Problem description -
Search the records below for the string "Online" and report only the number of lines that contain it.
[[ Data provided open ]]
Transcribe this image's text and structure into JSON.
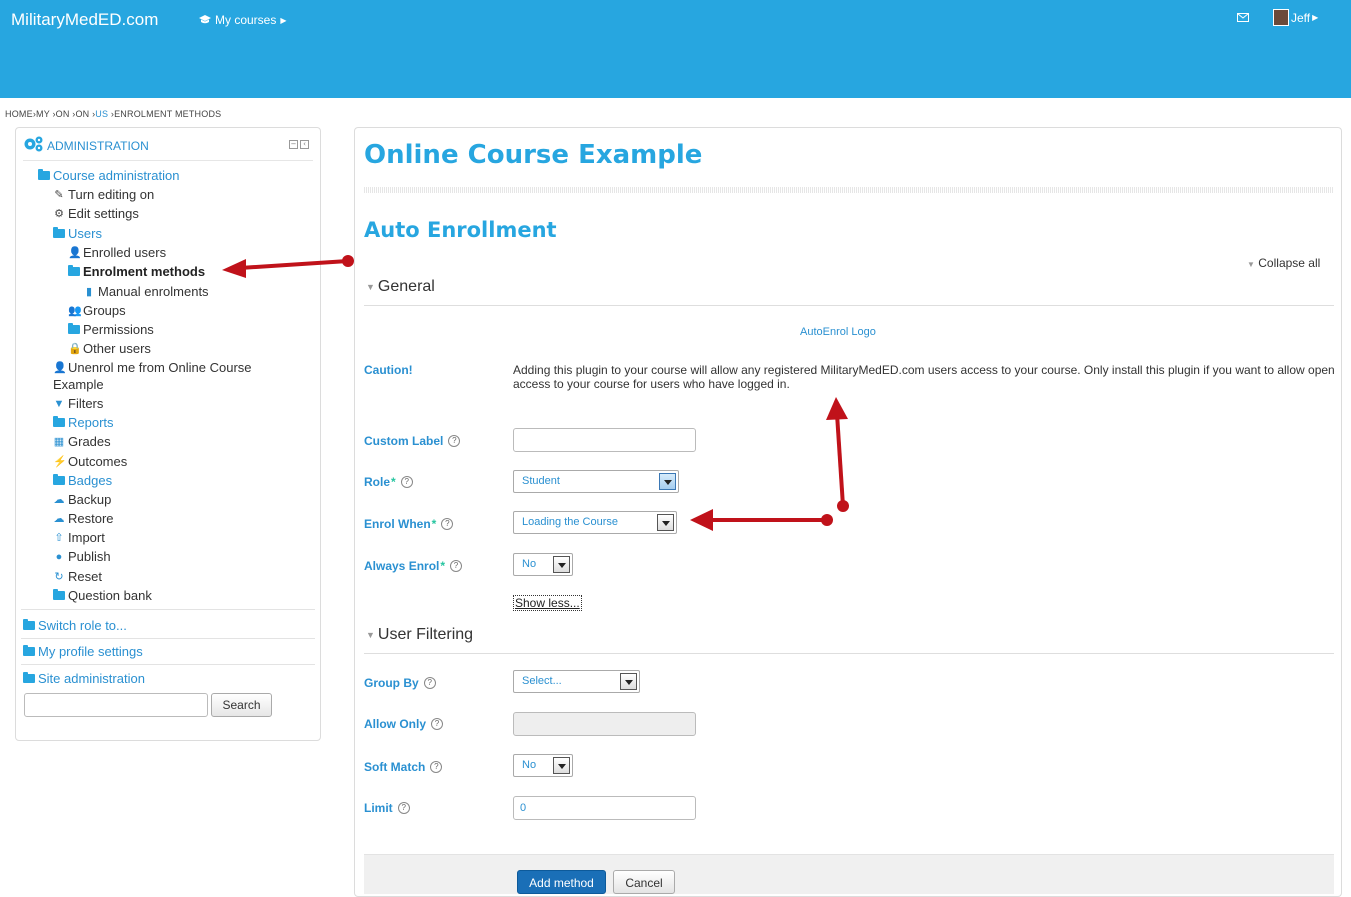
{
  "header": {
    "brand": "MilitaryMedED.com",
    "my_courses": "My courses",
    "user_name": "Jeff"
  },
  "breadcrumb": {
    "home": "HOME",
    "my": "MY",
    "on1": "ON",
    "on2": "ON",
    "us": "US",
    "current": "ENROLMENT METHODS"
  },
  "sidebar": {
    "title": "ADMINISTRATION",
    "course_admin": "Course administration",
    "turn_editing": "Turn editing on",
    "edit_settings": "Edit settings",
    "users": "Users",
    "enrolled_users": "Enrolled users",
    "enrolment_methods": "Enrolment methods",
    "manual_enrolments": "Manual enrolments",
    "groups": "Groups",
    "permissions": "Permissions",
    "other_users": "Other users",
    "unenrol_line1": "Unenrol me from Online Course",
    "unenrol_line2": "Example",
    "filters": "Filters",
    "reports": "Reports",
    "grades": "Grades",
    "outcomes": "Outcomes",
    "badges": "Badges",
    "backup": "Backup",
    "restore": "Restore",
    "import": "Import",
    "publish": "Publish",
    "reset": "Reset",
    "question_bank": "Question bank",
    "switch_role": "Switch role to...",
    "profile_settings": "My profile settings",
    "site_admin": "Site administration",
    "search_value": "",
    "search_button": "Search"
  },
  "main": {
    "course_title": "Online Course Example",
    "page_title": "Auto Enrollment",
    "collapse_all": "Collapse all",
    "general_legend": "General",
    "logo_link": "AutoEnrol Logo",
    "caution_label": "Caution!",
    "caution_text": "Adding this plugin to your course will allow any registered MilitaryMedED.com users access to your course. Only install this plugin if you want to allow open access to your course for users who have logged in.",
    "custom_label": "Custom Label",
    "custom_label_value": "",
    "role_label": "Role",
    "role_value": "Student",
    "enrol_when_label": "Enrol When",
    "enrol_when_value": "Loading the Course",
    "always_enrol_label": "Always Enrol",
    "always_enrol_value": "No",
    "show_less": "Show less...",
    "user_filtering_legend": "User Filtering",
    "group_by_label": "Group By",
    "group_by_value": "Select...",
    "allow_only_label": "Allow Only",
    "allow_only_value": "",
    "soft_match_label": "Soft Match",
    "soft_match_value": "No",
    "limit_label": "Limit",
    "limit_value": "0",
    "add_button": "Add method",
    "cancel_button": "Cancel"
  },
  "colors": {
    "header_blue": "#27a6e0",
    "link_blue": "#2a90d1",
    "annotation_red": "#c0121a"
  }
}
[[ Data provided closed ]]
Task solution -
2